SQL_UNDO SQL_REDO
————————————————– ————————————————–
update “SYS”.”TEST3″ set “A” = ‘3’ where “A” = ‘9’ update “SYS”.”TEST3″ set “A” = ‘9’ where “A” = ‘3’
and ROWID = ‘AAAOKVAABAAAP8qAAA’; and ROWID = ‘AAAOKVAABAAAP8qAAA’;

update “SYS”.”TEST3″ set “A” = ‘9’ where “A” = ’10 update “SYS”.”TEST3″ set “A” = ’10’ where “A” = ‘9
‘ and ROWID = ‘AAAOKVAABAAAP8qAAA’; ‘ and ROWID = ‘AAAOKVAABAAAP8qAAA’;

8)End the LogMiner session.

Use the DBMS_LOGMNR.END_LOGMNR procedure.
SQL> BEGIN
DBMS_LOGMNR.END_LOGMNR;
END;
/
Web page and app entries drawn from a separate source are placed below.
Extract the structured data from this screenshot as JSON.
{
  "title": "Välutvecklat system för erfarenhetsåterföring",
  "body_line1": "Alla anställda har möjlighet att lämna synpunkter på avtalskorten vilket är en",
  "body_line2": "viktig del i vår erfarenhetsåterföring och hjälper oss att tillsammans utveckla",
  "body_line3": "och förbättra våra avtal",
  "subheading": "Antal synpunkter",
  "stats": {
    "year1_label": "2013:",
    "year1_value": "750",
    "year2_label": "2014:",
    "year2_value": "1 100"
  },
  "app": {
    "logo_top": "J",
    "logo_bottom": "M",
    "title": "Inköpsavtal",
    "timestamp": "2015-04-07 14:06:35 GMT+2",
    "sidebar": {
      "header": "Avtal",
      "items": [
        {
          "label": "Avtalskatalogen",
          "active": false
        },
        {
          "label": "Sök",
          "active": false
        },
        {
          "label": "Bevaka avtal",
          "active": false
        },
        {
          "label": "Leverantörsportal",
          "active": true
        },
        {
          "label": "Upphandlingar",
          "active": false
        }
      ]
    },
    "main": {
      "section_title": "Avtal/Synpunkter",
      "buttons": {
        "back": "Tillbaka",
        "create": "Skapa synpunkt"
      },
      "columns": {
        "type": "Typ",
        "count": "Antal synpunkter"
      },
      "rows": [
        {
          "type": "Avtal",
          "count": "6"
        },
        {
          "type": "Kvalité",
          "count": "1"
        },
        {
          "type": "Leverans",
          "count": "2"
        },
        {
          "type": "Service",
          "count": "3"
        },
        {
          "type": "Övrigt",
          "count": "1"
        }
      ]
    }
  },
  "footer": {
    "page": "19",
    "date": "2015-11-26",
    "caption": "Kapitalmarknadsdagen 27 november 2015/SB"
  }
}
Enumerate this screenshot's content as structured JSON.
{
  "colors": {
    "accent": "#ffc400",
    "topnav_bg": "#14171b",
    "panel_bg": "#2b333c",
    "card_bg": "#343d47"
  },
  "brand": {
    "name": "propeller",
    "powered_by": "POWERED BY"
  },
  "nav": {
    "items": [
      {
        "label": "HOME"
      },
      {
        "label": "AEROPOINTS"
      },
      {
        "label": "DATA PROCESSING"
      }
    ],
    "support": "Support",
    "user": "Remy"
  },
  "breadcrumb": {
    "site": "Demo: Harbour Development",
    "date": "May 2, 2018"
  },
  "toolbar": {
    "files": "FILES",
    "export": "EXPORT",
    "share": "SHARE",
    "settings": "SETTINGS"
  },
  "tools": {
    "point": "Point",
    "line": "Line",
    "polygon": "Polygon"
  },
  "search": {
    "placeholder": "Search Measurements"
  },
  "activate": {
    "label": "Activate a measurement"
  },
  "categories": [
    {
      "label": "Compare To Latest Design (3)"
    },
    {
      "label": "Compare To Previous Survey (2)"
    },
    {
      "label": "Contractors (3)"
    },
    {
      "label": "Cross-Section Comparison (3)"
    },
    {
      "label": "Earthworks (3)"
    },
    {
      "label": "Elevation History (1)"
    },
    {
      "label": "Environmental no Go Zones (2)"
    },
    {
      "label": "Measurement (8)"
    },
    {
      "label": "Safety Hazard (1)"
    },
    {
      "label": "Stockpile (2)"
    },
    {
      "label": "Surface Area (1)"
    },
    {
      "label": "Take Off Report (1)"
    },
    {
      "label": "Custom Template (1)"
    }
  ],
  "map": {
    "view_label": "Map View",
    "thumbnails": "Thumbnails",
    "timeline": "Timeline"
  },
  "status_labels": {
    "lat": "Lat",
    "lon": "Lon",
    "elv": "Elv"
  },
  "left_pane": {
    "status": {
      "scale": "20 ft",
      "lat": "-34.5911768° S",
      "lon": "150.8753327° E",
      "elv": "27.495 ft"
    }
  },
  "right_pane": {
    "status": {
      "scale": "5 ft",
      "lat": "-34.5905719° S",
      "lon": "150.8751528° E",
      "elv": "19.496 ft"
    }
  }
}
PL/SQL procedure successfully completed.

References:

http://arjudba.blogspot.com/2008/08/how-to-use-oracle-logminer-to-analysis.html

http://www.oracle-base.com/articles/11g/FlashbackAndLogminerEnhancements_11gR1.php

 

 

How to compile invalid objects?

Posted in Uncategorized by Muhammad Nadeem Chaudhry on December 1, 2011

This is a simple post to learn how to compile invalid objects. My suggestion is to do these steps daily (to keep ur self away from any expecting  Emails or phone calls)

1- Log in to unix or linux as applmgr user.

2- Find the number of invalid objects:

   SQL>sqlplus Username/Password

   SQL>Select COUNT (*) from DBA_OBJECTS where status=’INVALID’;

   You can use utlrp.sql script to compile invalid objects

   $ORACLE_HOME/rdbms/admin

   SQL>@utlrp.sql

   After that check again by using same sql statement

   SQL>select Count (*) from dba_objects where status=’INVALID’;